Steven Barthelme’s new collection of short stories Hush Hush plays like the best of saddest love songs. These are elegiac, yet hopeful stories about characters who bumble through existence, struggle to articulate their feelings, and careen towards moments that can’t be unlived and precipices where possibility, crushing loss, and logic-less misdeeds intersect. Which is to say that Barthelme’s view of the world is a luckless, but romantic one.
In “Claire,” department store salesman Bailey Long shows up on the doorstep of his ex-wife’s apartment to borrow yet another thousand dollars to gamble away. She clearly still loves him, but in the way ex-lovers never fully stop loving. For Bailey, however, the loss of Claire still gashes. Claire is a symbol—“the only thing that ever happened to him in his whole life.” And Bailey’s the type of guy to which much happens. He plays casino blackjack all night, drinks too much, skips work, maxes out seven credit cards, and can’t even enjoy the moment when he wins big.
There was no way he was going to be able to sleep with all that brand new money. There was something disappointing about it, anyway. It was like being a kid and doing something spectacular about which no one cared, like getting all the way home through the woods without ever touching the ground, or hitting a home run in an empty park, when it didn’t count.
It’s four in the morning when he goes back to Claire’s apartment to repay her loan. He’s blown off dinner with her and her much younger fiancé. It’s clear that Bailey has returned not to get square with Claire but to win her back. Sadly, like the casinos Bailey frequents, Claire has other plans.
In her white outfit, in the soft morning light, she didn’t look so much uncomprehending as horribly indifferent. She shrugged. “I got older.”
Bailey stood up. “All that time, the time we were together, when I was a lowlife, a slacker, every goddamn day, it was electric. Something wonderful was coming. I remember how wonderful stuff at the grocery store was, those Rubbermaid things and the little hardware display and funny vegetables. Then I got a job and a nice fat salary.” He turned his palms up and gave her a puzzled look. “All gone,” he said.
There’s a throwback quality to Barthelme’s stories. His settings are American, but not particularly specific, beyond the repetition of strip malls, empty parking lots late at night, and starving, stray cats. His prose is clipped, realist, Carver-esque. His characters believe in wonder and beauty that often doesn’t exist in their lives. They believe in a generalized Shangri-La that their bleak situations don’t seem to justify. That friction between one’s hopes and one’s reality sparks the humanity in Barthelme’s work—his respect for the small, but significant desires of the wounded.
In “Interview,” Terry Quinn quits a well-paying job at a law firm, abandons his life in Atlanta, and drives a thousand miles back to Texas.

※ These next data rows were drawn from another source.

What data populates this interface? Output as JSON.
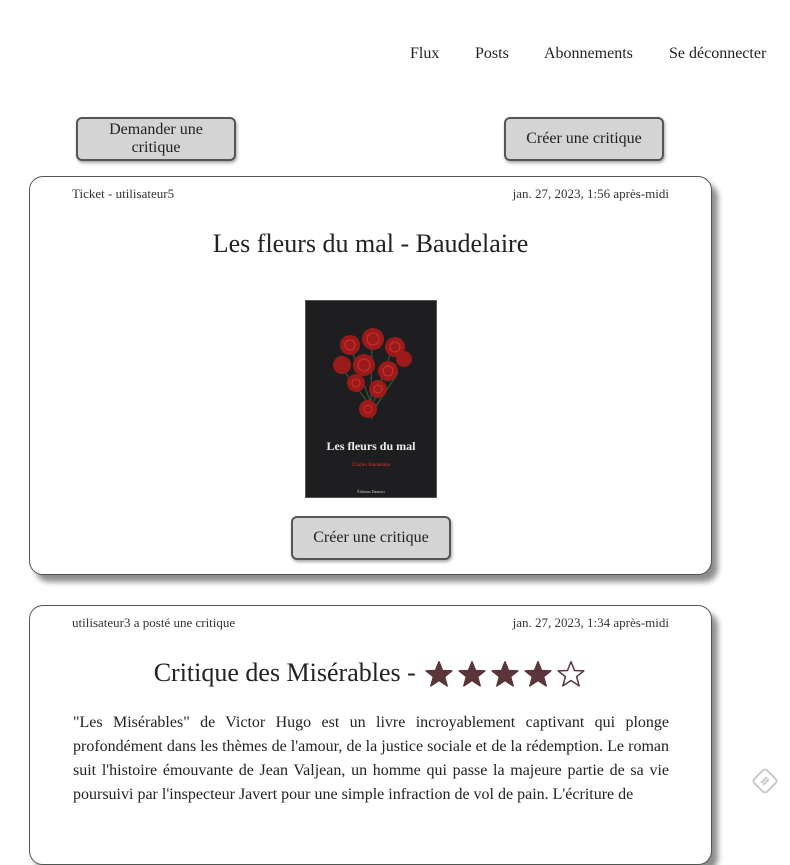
{
  "nav": {
    "items": [
      {
        "label": "Flux"
      },
      {
        "label": "Posts"
      },
      {
        "label": "Abonnements"
      },
      {
        "label": "Se déconnecter"
      }
    ]
  },
  "actions": {
    "request_review_label": "Demander une critique",
    "create_review_label": "Créer une critique"
  },
  "feed": {
    "ticket": {
      "header": "Ticket - utilisateur5",
      "date": "jan. 27, 2023, 1:56 après-midi",
      "title": "Les fleurs du mal - Baudelaire",
      "cover": {
        "title": "Les fleurs du mal",
        "author": "Charles Baudelaire",
        "publisher": "Éditions Daunort"
      },
      "button_label": "Créer une critique"
    },
    "review": {
      "header": "utilisateur3 a posté une critique",
      "date": "jan. 27, 2023, 1:34 après-midi",
      "title": "Critique des Misérables -",
      "rating": 4,
      "rating_max": 5,
      "star_color": "#5a353b",
      "body": "\"Les Misérables\" de Victor Hugo est un livre incroyablement captivant qui plonge profondément dans les thèmes de l'amour, de la justice sociale et de la rédemption. Le roman suit l'histoire émouvante de Jean Valjean, un homme qui passe la majeure partie de sa vie poursuivi par l'inspecteur Javert pour une simple infraction de vol de pain. L'écriture de"
    }
  }
}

He stays in a motel while he searches for a new life, a new identity. At a party, he meets a captivating woman, who gives him a lead to a job at a car repair shop, where, to his surprise, Quinn finds that new life. In “Hush Hush,” Tilden, a twice-married bank manager, is visited by a beautiful, adult daughter he’s never met. All attitude, sparkling black hair, and clingy short dresses, she’s looking for a place to stay, looking to destroy Tilden’s contented, but sad and lonely routines. His feelings for his daughter become increasingly complex, sexual and paternal, and by the end, it’s Tilden’s heart, not his daughter’s, that’s breaking.
In 1997, Barthelme and his brother Frederick published the gambling memoir Double Down: Reflections on Gambling and Loss, which tells the tale of the $250,000 inheritance the brothers gambled away in Mississippi riverboat casinos. A gambler’s compulsions are on display in Hush Hush. Characters are named Quinn in several, unrelated stories. Charming, younger women beguile unhappy, older men. Barthelme’s narrators befriend stray cats as if there’s an unsecured animal shelter in every strip mall. These tics don’t intertwine the stories or elevate the collection. Instead, they make the collection feel narrower in scope, like variations of a single short story.
Still, Hush Hush more than deserves its own place on the mantle of celebrated contemporary short fiction collections. Firmly realist, Steven’s work is distinct from his influential literary brothers Donald and Frederick. Hush Hush references a 1960 blues song by Jimmy Reed about there being too much noise, but this collection is anything but muted in its attention to the secret suffering of Americans more likely to lose than to win.